On July 9, 1964, the Indonesian Department of Justice officially registered the Bible Students Association, a legal corporation used by Jehovah’s Witnesses. But before the brothers could enjoy full religious freedom, they needed to be registered with the Department of Religious Affairs. This agency took advice from the Directorate General of Christian Community Guidance, which was staffed by hard-line Protestants who were implacably opposed to Jehovah’s Witnesses.

One day a brother met a senior official who worked closely with the Minister of Religious Affairs. The two men discovered that they came from the same village, so they enjoyed an animated discussion in their native dialect. When the brother told the official about the problems that the Witnesses were having with the Directorate General of Christian Community Guidance,  the official arranged for three brothers to meet directly with the minister, a congenial and sympathetic Muslim. On May 11, 1968, the minister issued an official decree recognizing Jehovah’s Witnesses as a religion and confirming their right to carry out their work in Indonesia.

The senior official also volunteered to bypass the Directorate General of Christian Community Guidance so that foreign Witnesses could obtain missionary visas. With the help of this fair-minded administrator, 64 missionaries were admitted to Indonesia over the next few years.

By 1968, about 300 missionaries and special pioneers and more than 1,200 publishers were carrying the good news to every corner of Indonesia. The missionaries gave valuable training to the local brothers. This helped speed up their spiritual progress. The training was timely because storm clouds of persecution were swiftly approaching.

A “Christmas Gift” for the Clergy

In 1974, the Directorate General of Christian Community Guidance resumed its long-running campaign to ban Jehovah’s Witnesses. The director general of that department wrote to each regional office of the Department of Religious Affairs, falsely claiming that Jehovah’s Witnesses were not legally recognized. He urged local officials to act against the Witnesses whenever they caused them “difficulties”—a thinly disguised invitation to persecute Jehovah’s people. Most officials ignored the direction.

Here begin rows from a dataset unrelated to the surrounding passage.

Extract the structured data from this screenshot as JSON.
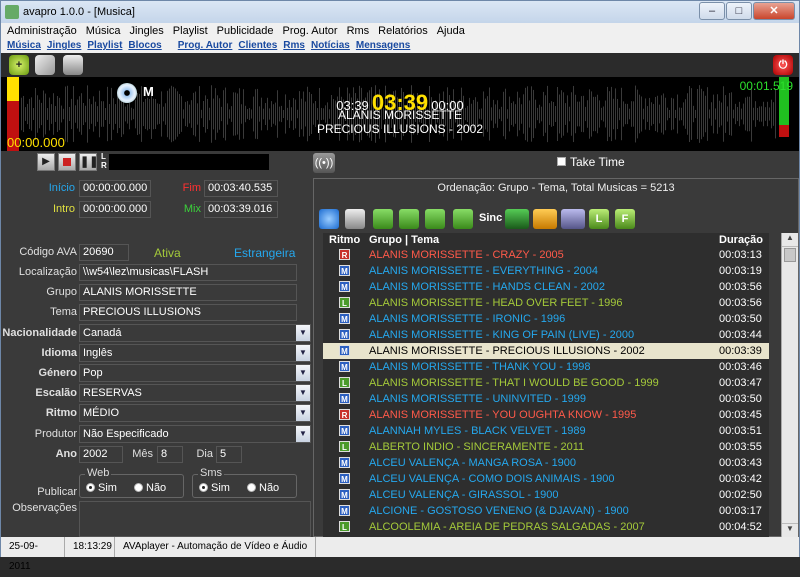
{
  "window": {
    "title": "avapro 1.0.0 - [Musica]",
    "min": "–",
    "max": "□",
    "close": "✕"
  },
  "menu": [
    "Administração",
    "Música",
    "Jingles",
    "Playlist",
    "Publicidade",
    "Prog. Autor",
    "Rms",
    "Relatórios",
    "Ajuda"
  ],
  "links": [
    "Música",
    "Jingles",
    "Playlist",
    "Blocos",
    "Prog. Autor",
    "Clientes",
    "Rms",
    "Notícias",
    "Mensagens"
  ],
  "display": {
    "elapsed": "03:39",
    "current": "03:39",
    "remain": "00:00",
    "artist": "ALANIS MORISSETTE",
    "song": "PRECIOUS ILLUSIONS - 2002",
    "left_time": "00:00.000",
    "right_time": "00:01.519",
    "mode_badge": "M"
  },
  "player": {
    "take_time": "Take Time",
    "meter_l": "L",
    "meter_r": "R"
  },
  "form": {
    "inicio_label": "Início",
    "inicio": "00:00:00.000",
    "fim_label": "Fim",
    "fim": "00:03:40.535",
    "intro_label": "Intro",
    "intro": "00:00:00.000",
    "mix_label": "Mix",
    "mix": "00:03:39.016",
    "codigo_label": "Código AVA",
    "codigo": "20690",
    "ativa": "Ativa",
    "estrangeira": "Estrangeira",
    "localizacao_label": "Localização",
    "localizacao": "\\\\w54\\lez\\musicas\\FLASH",
    "grupo_label": "Grupo",
    "grupo": "ALANIS MORISSETTE",
    "tema_label": "Tema",
    "tema": "PRECIOUS ILLUSIONS",
    "nacionalidade_label": "Nacionalidade",
    "nacionalidade": "Canadá",
    "idioma_label": "Idioma",
    "idioma": "Inglês",
    "genero_label": "Género",
    "genero": "Pop",
    "escalao_label": "Escalão",
    "escalao": "RESERVAS",
    "ritmo_label": "Ritmo",
    "ritmo": "MÉDIO",
    "produtor_label": "Produtor",
    "produtor": "Não Especificado",
    "ano_label": "Ano",
    "ano": "2002",
    "mes_label": "Mês",
    "mes": "8",
    "dia_label": "Dia",
    "dia": "5",
    "web_label": "Web",
    "sms_label": "Sms",
    "sim": "Sim",
    "nao": "Não",
    "publicar_label": "Publicar",
    "observacoes_label": "Observações"
  },
  "list": {
    "ordering": "Ordenação: Grupo - Tema, Total Musicas =  5213",
    "sinc": "Sinc",
    "col_ritmo": "Ritmo",
    "col_grupo": "Grupo | Tema",
    "col_duracao": "Duração",
    "rows": [
      {
        "r": "R",
        "t": "ALANIS MORISSETTE  -  CRAZY - 2005",
        "d": "00:03:13",
        "c": "#ff5a4a"
      },
      {
        "r": "M",
        "t": "ALANIS MORISSETTE  -  EVERYTHING - 2004",
        "d": "00:03:19",
        "c": "#25a8ee"
      },
      {
        "r": "M",
        "t": "ALANIS MORISSETTE  -  HANDS CLEAN - 2002",
        "d": "00:03:56",
        "c": "#25a8ee"
      },
      {
        "r": "L",
        "t": "ALANIS MORISSETTE  -  HEAD OVER FEET - 1996",
        "d": "00:03:56",
        "c": "#a4c93a"
      },
      {
        "r": "M",
        "t": "ALANIS MORISSETTE  -  IRONIC - 1996",
        "d": "00:03:50",
        "c": "#25a8ee"
      },
      {
        "r": "M",
        "t": "ALANIS MORISSETTE  -  KING OF PAIN (LIVE) - 2000",
        "d": "00:03:44",
        "c": "#25a8ee"
      },
      {
        "r": "M",
        "t": "ALANIS MORISSETTE  -  PRECIOUS ILLUSIONS - 2002",
        "d": "00:03:39",
        "c": "#000000",
        "sel": true
      },
      {
        "r": "M",
        "t": "ALANIS MORISSETTE  -  THANK YOU - 1998",
        "d": "00:03:46",
        "c": "#25a8ee"
      },
      {
        "r": "L",
        "t": "ALANIS MORISSETTE  -  THAT I WOULD BE GOOD - 1999",
        "d": "00:03:47",
        "c": "#a4c93a"
      },
      {
        "r": "M",
        "t": "ALANIS MORISSETTE  -  UNINVITED - 1999",
        "d": "00:03:50",
        "c": "#25a8ee"
      },
      {
        "r": "R",
        "t": "ALANIS MORISSETTE  -  YOU OUGHTA KNOW - 1995",
        "d": "00:03:45",
        "c": "#ff5a4a"
      },
      {
        "r": "M",
        "t": "ALANNAH MYLES  -  BLACK VELVET - 1989",
        "d": "00:03:51",
        "c": "#25a8ee"
      },
      {
        "r": "L",
        "t": "ALBERTO INDIO  -  SINCERAMENTE - 2011",
        "d": "00:03:55",
        "c": "#a4c93a"
      },
      {
        "r": "M",
        "t": "ALCEU VALENÇA  -  MANGA ROSA - 1900",
        "d": "00:03:43",
        "c": "#25a8ee"
      },
      {
        "r": "M",
        "t": "ALCEU VALENÇA  -  COMO DOIS ANIMAIS - 1900",
        "d": "00:03:42",
        "c": "#25a8ee"
      },
      {
        "r": "M",
        "t": "ALCEU VALENÇA  -  GIRASSOL - 1900",
        "d": "00:02:50",
        "c": "#25a8ee"
      },
      {
        "r": "M",
        "t": "ALCIONE  -  GOSTOSO VENENO (& DJAVAN) - 1900",
        "d": "00:03:17",
        "c": "#25a8ee"
      },
      {
        "r": "L",
        "t": "ALCOOLEMIA  -  AREIA DE PEDRAS SALGADAS - 2007",
        "d": "00:04:52",
        "c": "#a4c93a"
      }
    ]
  },
  "status": {
    "date": "25-09-2011",
    "time": "18:13:29",
    "app": "AVAplayer - Automação de Vídeo e Áudio"
  }
}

But others seized the opportunity to ban the meetings and the house-to-house preaching.

On December 24, 1976, a newspaper announced the ban on Jehovah’s Witnesses

 Around the same time, the World Council of Churches (WCC) was planning to hold an international assembly in Jakarta, a move that local Muslims viewed as provocative and aggressive. Because religious tensions were escalating, the WCC canceled the assembly. However, Christian proselytizing had become a hot issue, and many politicians were nervous. Predictably, the clergy tried to blame Jehovah’s Witnesses by loudly complaining about their preaching activities. This caused more officials to view the Witnesses in a negative light.

In December 1975, with religious tensions still increasing, Indonesia invaded East Timor (now Timor-Leste), a former Portuguese colony. Seven months later, East Timor was annexed, fueling patriotic fervor throughout the nation. The brothers remained politically neutral and refused to engage in military service or salute the flag, a stand that aroused the ire of senior military commanders. (Matt. 4:10; John 18:36) Moving in for the kill, the clergy clamored for the government to act against the Witnesses. Finally, in mid-December 1976, the clergy received their “Christmas gift”—the government announced that Jehovah’s Witnesses were banned.